Time and Eternity is a peculiar juxtaposition of 2D hand-drawn animation (with no polygons, textures, or cel-shading) and 3D levels. It’s jarring at first as the backgrounds look somewhat lackluster compared to the detailed characters that populate the world. But after a few minutes, you grow used to it and realize that the distinctive styles actually complement each other rather well.
“It was really challenging because for anything that’s polygon-based or 3D-based, there are a lot of resources that we can use,” said Hirono. “There’s a lot of middleware, and a lot of places are already doing it — it’s easier to make something like that. But since here everything is hand-drawn, we actually had to make the game around the animation rather than making the animation around the system itself.”
Jumping into Time and Eternity kind of felt like I was in the middle of an anime movie or TV series.
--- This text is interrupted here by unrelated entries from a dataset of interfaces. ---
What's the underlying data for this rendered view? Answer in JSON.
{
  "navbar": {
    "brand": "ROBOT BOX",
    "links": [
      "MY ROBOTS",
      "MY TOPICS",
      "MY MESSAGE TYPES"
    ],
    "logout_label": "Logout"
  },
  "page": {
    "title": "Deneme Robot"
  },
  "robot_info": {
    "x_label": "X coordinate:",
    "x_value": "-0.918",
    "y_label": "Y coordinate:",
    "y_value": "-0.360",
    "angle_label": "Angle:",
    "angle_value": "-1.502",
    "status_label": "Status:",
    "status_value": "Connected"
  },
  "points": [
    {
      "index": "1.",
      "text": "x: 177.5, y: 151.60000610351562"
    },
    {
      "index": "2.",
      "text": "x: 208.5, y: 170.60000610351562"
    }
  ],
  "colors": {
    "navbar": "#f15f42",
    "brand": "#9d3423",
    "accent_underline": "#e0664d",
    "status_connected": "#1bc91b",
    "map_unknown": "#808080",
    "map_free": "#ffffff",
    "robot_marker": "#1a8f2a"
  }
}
Though I couldn’t hear any sounds at the event due to loud music playing and a lot of people talking, a NIS America representative told me that most dialogue scenes feature voice actors. The plot was fun and lighthearted from what I could glimpse of the subtitles: Drake seemed to act as a comic relief role with his short temper and exaggerated gestures, characters questioned whether Towa knew about Toki’s marriage (they’ve “talked” about it before), and I fought two wannabe assassins named Linus and Lucy.
For Hirono, the tone was a welcome change of pace from his work on Dark Souls, a JRPG known for its grim atmosphere and punishing gameplay.
“So just like how it is with your life itself, you want to have variation,” he said. “For me, I think it was a good balance to be able to work on something dark and serious like Dark Souls and then at the same time, [Time and Eternity] is more casual and happier. [It’s] a good balance.”